OPUS ANGLICANUM: DRAGONS REVISITED!
One of the many books in my possession is a facsimile of an early 16th century pattern book, published by Lacis in 1999. A few years ago one of the patterns caught my imagination. Its a depiction of St Margaret of Antioch, a young Christian woman who refused to marry the man her father had chosen, and was fed to a dragon. Apparently the cross she was carrying irritated the dragon's stomach, and after three days it split open and she was freed unharmed (and apparently not even stained by the dragon's bodily fluids!)
The image reminded me of my parent's dog, Benji, who was part Basset hound, and very fond of lying on his back with his legs waving. So I amused myself one holiday stitching a version of the image where Margaret was holding a bone, and the dragon was slavering for it! He has a lead around his neck, and his tail is wagging, or at least, I tried to show his tail wagging. The embroidery came out fairly well, and was a lot of fun, although I knew I hadn't got the saint's face right - not enough colour contrast. It's stitched in long-and-short stitch, mostly. It lives in the loo at home, along with several other smaller pieces I have stitched over the years. I call it "Good Boy, Benji!"
Late last year I was booked to do a couple of lectures during 2017 about Opus Anglicanum, the 13th/14th century style of English embroidery that was so important all over Europe. It was a new lecture for me, but a style of work I have been interested in for years. I made it to the (fantastic!) Exhibition at the V and A and spent a happy morning with my nose pressed to the glass of the cases, trying to see details of the stitching.
One thing that I felt would be important for the lecture was to have something the listeners could see, possibly handle, to show them what Opus Anglicanum was, perhaps better than images on the screen. So I decided to make a piece of OA-style embroidery, a sampler if you like, using the standard stitches that were so much a part of that style, Split Stitch, and Underside Couching. I decided to revisit Saint Margaret: she was featured in quite a lot of Opus Anglicanum work, as she was a popular saint in England during that period.
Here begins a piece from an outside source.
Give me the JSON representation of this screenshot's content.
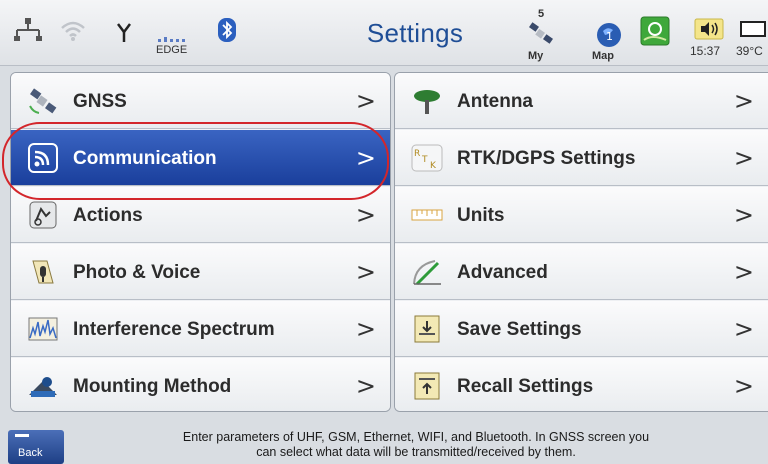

The book of the V&A exhibition shows several different depictions of her, bursting out of an entertaining variety of dragons.
I started the embroidery before I got the V&A book, as I wasn't sure how long it would take, so I decided to use the 16th century image again, but more correctly this time! It's stitched on linen, using my favourite Silk Mill threads, split in half. I got some No 2 Passing thread from Benton and Johnson for the underside couching, and also used the No 2 Silver I had left over from the Cook Waistcoat. I wanted to include some Or Nue work as well, so I decided to use that for the halo, and the saint's name. Silver Nue, rather that 'Or': or I suppose that should be Argent Nue.
I've been working on it on and off since November, and today I finished all the split stitch silk work! It has taken 85 hours so far, with most of the underside couching still to complete, plus a little surface couching for the dragon's claws and teeth, and St Margaret's cross. When I started out, I marked out chevrons for the pattern of the underside couching, but I realised early on that there was a reason the medieval embroiderers often followed the weave in their couching work. It's much easier to do if you are working through the holes in the fabric! So I gave up on the markings and counted threads in the weave. That meant I had to unpick where I had started and start again in the centre of the embroidery, so the two sides would match. Ah, well.....
I'm rather pleased with it, I must admit. The face is much better this time, for a start. The dragon looks suitably dead, but it was interesting what a difference putting the pupil of the eye in made. I left that till quite late so I could use the same dark colour as the outlines of the face. With a pupil, suddenly he looks much more real!
Now I need to get him finished and framed. I didn't get him done for the first lecture a few weeks ago, but it some ways that was better because I could show people the stitching methods. But it will be finished for the next one. It's been a lot of fun trying out a newish technique, for myself at least. Now I'm looking for more excuses for OA stitching..........